If you can’t find a suitably tall office chair or you simply don’t want to shell out the dough, you might instead consider modifying your existing office chair for tall people. There are a few different modifications you can make:
Raising the Seat
The most straight forward modification is to increase the seat height. The easiest way to do this is with extra large casters, including the 4″ ones below. But if this doesn’t get you enough additional seat height, then another option is to swap in a longer cylinder. These can be found in a variety of lengths all the way up to drafting stool size.
Using Back Supports
The curvatures of standard chair backs don’t match up well with the taller persons natural spinal curvatures. In particular, lumbar supports are too low and not big enough. One solution is to use something like an Obis Form. While these too are designed for average height people, you might be able to adjust it to suit your back. There are also inflatable bladders that offer more adjustability. And of course a simple pillow can also often do the trick.
Rebuilding Office Chairs for Tall People
If all of the above fails you, you might consider rebuilding a standard office chair to make it tall friendly. It is often possible to remove the seat pan and re-position it further forward or swap in a custom built one. Similarly, an entirely new back can be fashioned. I actually took a shot at a custom chair back myself. It consisted of a sheet of plywood, some high density insulation I carved to suit my spine’s curvatures, some carpet padding, and a canvas covering. It was a rather interesting project I’ll tell you more about in a future post.
Desks for Tall People
The best tall office chairs for tall people in the world won’t do you much good if your desk is too low. And as with chairs, desks tend not to be made for tall people. But desks are even easier to raise than chairs. There are all kinds of risers out there, or you can hack it with some 2x4s or cinder blocks. And of course there are sit stand desks too with loads of adjustability. Yet another option is to simply put a raised platform on top of your desk for your mouse and keyboard. Similarly, there are all kinds of monitor stands and arms out there to raise your monitor.
In general, there are endless ways for the tall person to get their joints into an ergonomically suitable configuration, you just have to find one that works for you. My own personal favorite setup is a DIY drafting stool coupled with a DIY standing height desk, allowing me to move quickly back and forth between sitting and standing, for cheap!
Basic Computer Ergonomic Recommendations for All Heights

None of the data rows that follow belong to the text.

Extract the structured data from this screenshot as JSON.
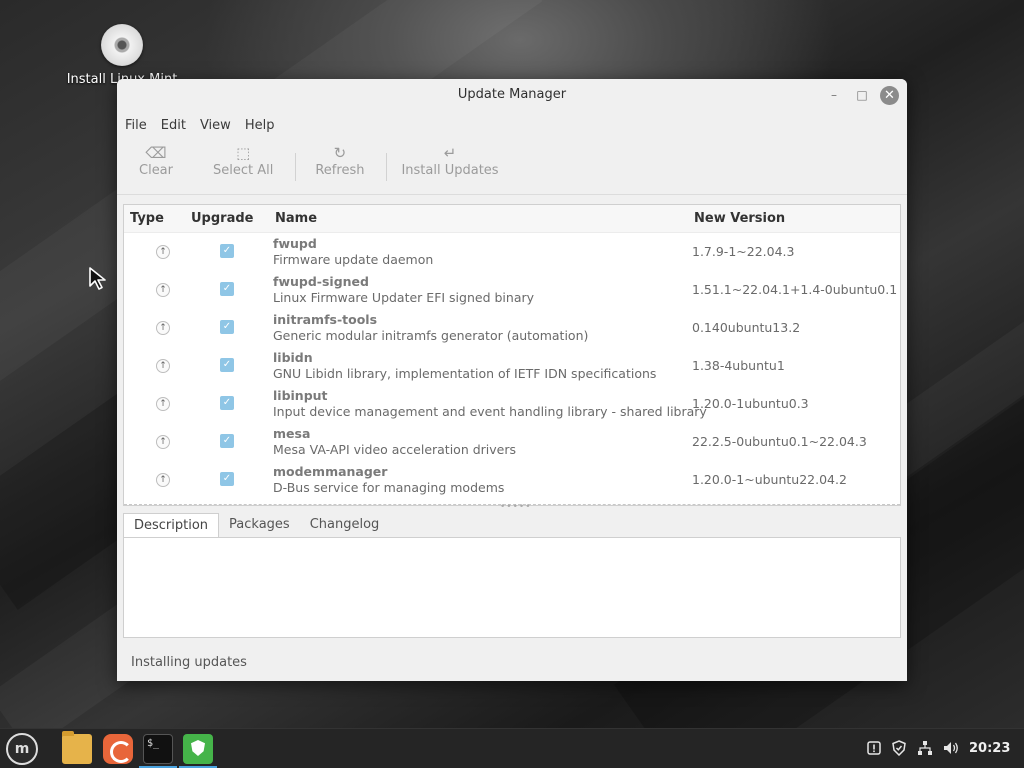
{
  "desktop": {
    "icon_label": "Install Linux Mint"
  },
  "window": {
    "title": "Update Manager",
    "controls": {
      "minimize": "–",
      "maximize": "□",
      "close": "✕"
    },
    "menu": [
      "File",
      "Edit",
      "View",
      "Help"
    ],
    "toolbar": [
      {
        "icon": "backspace-icon",
        "glyph": "⌫",
        "label": "Clear"
      },
      {
        "icon": "select-all-icon",
        "glyph": "⬚",
        "label": "Select All"
      },
      {
        "icon": "refresh-icon",
        "glyph": "↻",
        "label": "Refresh"
      },
      {
        "icon": "install-icon",
        "glyph": "↵",
        "label": "Install Updates"
      }
    ],
    "columns": {
      "type": "Type",
      "upgrade": "Upgrade",
      "name": "Name",
      "version": "New Version"
    },
    "updates": [
      {
        "name": "fwupd",
        "description": "Firmware update daemon",
        "version": "1.7.9-1~22.04.3",
        "checked": true
      },
      {
        "name": "fwupd-signed",
        "description": "Linux Firmware Updater EFI signed binary",
        "version": "1.51.1~22.04.1+1.4-0ubuntu0.1",
        "checked": true
      },
      {
        "name": "initramfs-tools",
        "description": "Generic modular initramfs generator (automation)",
        "version": "0.140ubuntu13.2",
        "checked": true
      },
      {
        "name": "libidn",
        "description": "GNU Libidn library, implementation of IETF IDN specifications",
        "version": "1.38-4ubuntu1",
        "checked": true
      },
      {
        "name": "libinput",
        "description": "Input device management and event handling library - shared library",
        "version": "1.20.0-1ubuntu0.3",
        "checked": true
      },
      {
        "name": "mesa",
        "description": "Mesa VA-API video acceleration drivers",
        "version": "22.2.5-0ubuntu0.1~22.04.3",
        "checked": true
      },
      {
        "name": "modemmanager",
        "description": "D-Bus service for managing modems",
        "version": "1.20.0-1~ubuntu22.04.2",
        "checked": true
      }
    ],
    "tabs": [
      "Description",
      "Packages",
      "Changelog"
    ],
    "active_tab": "Description",
    "status": "Installing updates"
  },
  "taskbar": {
    "clock": "20:23",
    "accent_color": "#4aa3df"
  }
}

This final section covers some basic computer workstation ergonomic recommendations that apply to all people regardless of height. These consider the whole desk/chair/monitor/keyboard and mouse setup as if just one element is poorly positioned, injury becomes far more likely.
There’s a variety of schools of thought on how computer workstations should be set up. As an example, below are some common points (United States Department of Labor’s Occupational Safety and Health Administration and Canadian Centre for Occupational Health and Safety).
- Hands, wrists, and forearms are straight, in-line, and roughly parallel to the floor
- Head is level or tilted slightly downwards, forward facing, and balanced. Generally it is in-line with the torso
- The monitor should be positioned between sixteen and twenty-eight inches from the face and such that the center of the monitor is slightly below fifteen degrees from horizontal. Make sure the top of the monitor is not above eye level
- Shoulders are relaxed and upper arms hang normally at the side of the body
- Elbows stay in close to the body and are bent between ninety and one hundred twenty degrees
- Feet are fully supported by the floor
- Back is fully supported with appropriate lumbar support when sitting vertical or leaning back slightly
- Thighs and hips are supported by a well-padded seat and generally parallel to the floor
- Knees are about the same height as the hips with the feet slightly forward
Finally, we would all do good to remember that sitting all day, regardless of the chair, isn’t good for us. A static posture is hard on the joints as well as the cardiovascular system. Tall people face enough additional health hazards as it is, so let’s get up and put those long limbs to good use!